List of banks in India Central bank  Reserve Bank of India State Bank of India & associates (also nationalized)         State Bank of India State Bank of Bikaner & Jaipur State Bank of Hyderabad State Bank of Indore (Now merged into State Bank of India) State Bank of Mysore State Bank of Patiala State Bank of Saurashtra (Now merged into State Bank of India) State Bank of Travancore Nationalized banks           Allahabad Bank Andhra Bank Bank of Baroda Bank of india Bank of Maharashtra Canara Bank Central Bank of India Corporation Bank Dena Bank IDBI Bank           Indian Bank Indian Overseas Bank Oriental Bank of Commerce Punjab & Sind Bank Punjab National Bank Syndicate Bank UCO Bank Union Bank of India United Bank of India Vijaya Bank Old private sector banks      Catholic Syrian Bank City Union Bank Dhanlaxmi Bank Federal Bank Jammu & Kashmir Bank      Karnataka Bank Karur Vysya Bank Nainital Bank Lakshmi Vilas Bank South Indian Bank New private sector banks     Axis Bank (Formerly UTI Bank) HDFC Bank ICICI Bank IndusInd Bank    ING Vysya Bank Kotak Mahindra Bank Yes bank .

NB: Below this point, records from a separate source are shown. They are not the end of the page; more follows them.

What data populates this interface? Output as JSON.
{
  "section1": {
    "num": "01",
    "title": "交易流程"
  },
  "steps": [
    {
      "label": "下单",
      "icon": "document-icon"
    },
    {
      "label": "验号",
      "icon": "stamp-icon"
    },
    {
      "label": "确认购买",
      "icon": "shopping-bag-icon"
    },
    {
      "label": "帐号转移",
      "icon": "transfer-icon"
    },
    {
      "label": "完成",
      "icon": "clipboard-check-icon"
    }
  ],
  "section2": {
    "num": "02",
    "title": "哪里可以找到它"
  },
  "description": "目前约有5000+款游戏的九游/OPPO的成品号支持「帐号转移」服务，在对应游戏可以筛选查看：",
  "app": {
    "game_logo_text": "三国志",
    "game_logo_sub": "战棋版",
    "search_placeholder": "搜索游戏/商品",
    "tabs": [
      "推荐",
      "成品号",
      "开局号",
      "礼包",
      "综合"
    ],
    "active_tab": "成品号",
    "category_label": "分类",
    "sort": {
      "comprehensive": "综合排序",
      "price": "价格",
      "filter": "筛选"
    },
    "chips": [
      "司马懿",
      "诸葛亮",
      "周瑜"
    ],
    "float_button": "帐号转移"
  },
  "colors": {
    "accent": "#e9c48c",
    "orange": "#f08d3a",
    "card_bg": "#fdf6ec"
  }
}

A. (Now merged with RBS) Abu Dhabi Commercial Bank American Express Bank Bank Internasional Indonesia Bank of America NA Bank of Ceylon Bank of Nova Scotia (Scotia Bank) Bank of Tokyo Mitsubishi UFJ Barclays Bank PLC BNP Paribas Calyon Bank Chinatrust Commercial Bank Citibank N.Foreign banks operating in India               ABN AMRO Bank N. DBS Bank               Deutsche Bank AG HSBC JPMorgan Chase Bank Krung Thai Bank Mashreq Bank psc Mizuho Corporate Bank Royal Bank of Scotland Shinhan Bank Société Générale Sonali Bank Standard Chartered Bank State Bank of Mauritius UBS VTB [1] .V.